A verbatim printing of the entries that follow is needed; pictures must not appear in it.

§ **RECORD EXCERPTS**:
- - - -

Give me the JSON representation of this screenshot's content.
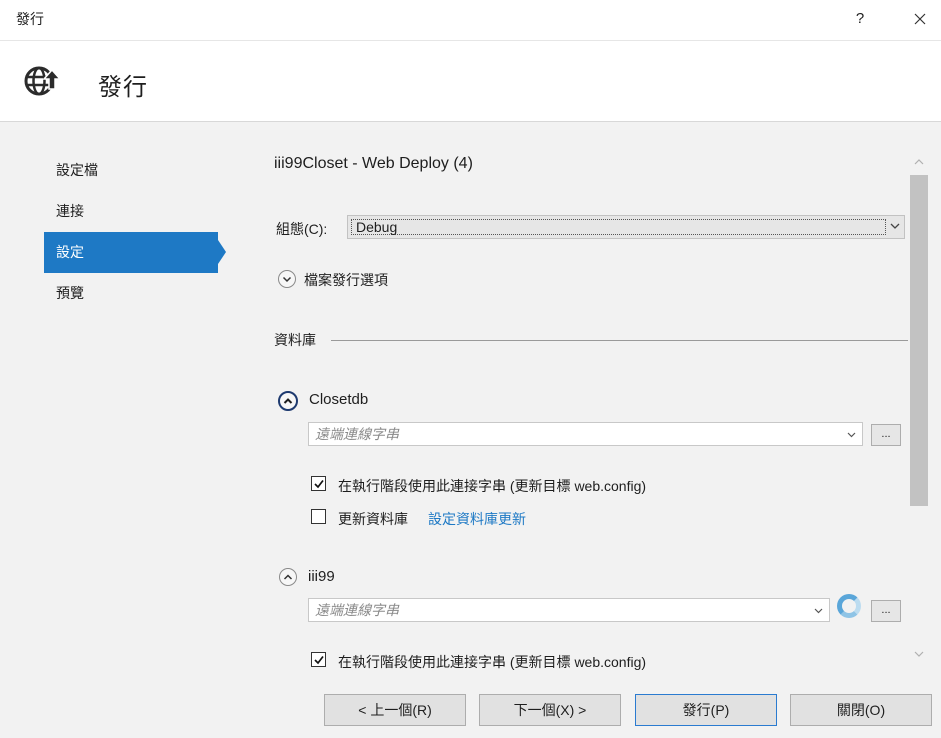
{
  "window": {
    "title": "發行",
    "help_label": "?"
  },
  "header": {
    "title": "發行",
    "icon": "globe-publish-icon"
  },
  "nav": {
    "items": [
      {
        "label": "設定檔",
        "active": false
      },
      {
        "label": "連接",
        "active": false
      },
      {
        "label": "設定",
        "active": true
      },
      {
        "label": "預覽",
        "active": false
      }
    ]
  },
  "main": {
    "profile_title": "iii99Closet - Web Deploy (4)",
    "configuration": {
      "label": "組態(C):",
      "value": "Debug"
    },
    "file_publish_options": "檔案發行選項",
    "databases_section": "資料庫",
    "databases": [
      {
        "name": "Closetdb",
        "connection_placeholder": "遠端連線字串",
        "use_at_runtime_label": "在執行階段使用此連接字串 (更新目標 web.config)",
        "use_at_runtime_checked": true,
        "update_db_label": "更新資料庫",
        "update_db_link": "設定資料庫更新",
        "update_db_checked": false,
        "ellipsis": "..."
      },
      {
        "name": "iii99",
        "connection_placeholder": "遠端連線字串",
        "use_at_runtime_label": "在執行階段使用此連接字串 (更新目標 web.config)",
        "use_at_runtime_checked": true,
        "ellipsis": "..."
      }
    ]
  },
  "footer": {
    "prev": "< 上一個(R)",
    "next": "下一個(X) >",
    "publish": "發行(P)",
    "close": "關閉(O)"
  },
  "colors": {
    "accent": "#1e79c5",
    "background": "#f2f2f2"
  }
}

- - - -

§ **THE ANSWER**:
Give me the JSON representation of this screenshot's content.
{
  "window": {
    "title": "發行",
    "help_label": "?"
  },
  "header": {
    "title": "發行",
    "icon": "globe-publish-icon"
  },
  "nav": {
    "items": [
      {
        "label": "設定檔",
        "active": false
      },
      {
        "label": "連接",
        "active": false
      },
      {
        "label": "設定",
        "active": true
      },
      {
        "label": "預覽",
        "active": false
      }
    ]
  },
  "main": {
    "profile_title": "iii99Closet - Web Deploy (4)",
    "configuration": {
      "label": "組態(C):",
      "value": "Debug"
    },
    "file_publish_options": "檔案發行選項",
    "databases_section": "資料庫",
    "databases": [
      {
        "name": "Closetdb",
        "connection_placeholder": "遠端連線字串",
        "use_at_runtime_label": "在執行階段使用此連接字串 (更新目標 web.config)",
        "use_at_runtime_checked": true,
        "update_db_label": "更新資料庫",
        "update_db_link": "設定資料庫更新",
        "update_db_checked": false,
        "ellipsis": "..."
      },
      {
        "name": "iii99",
        "connection_placeholder": "遠端連線字串",
        "use_at_runtime_label": "在執行階段使用此連接字串 (更新目標 web.config)",
        "use_at_runtime_checked": true,
        "ellipsis": "..."
      }
    ]
  },
  "footer": {
    "prev": "< 上一個(R)",
    "next": "下一個(X) >",
    "publish": "發行(P)",
    "close": "關閉(O)"
  },
  "colors": {
    "accent": "#1e79c5",
    "background": "#f2f2f2"
  }
}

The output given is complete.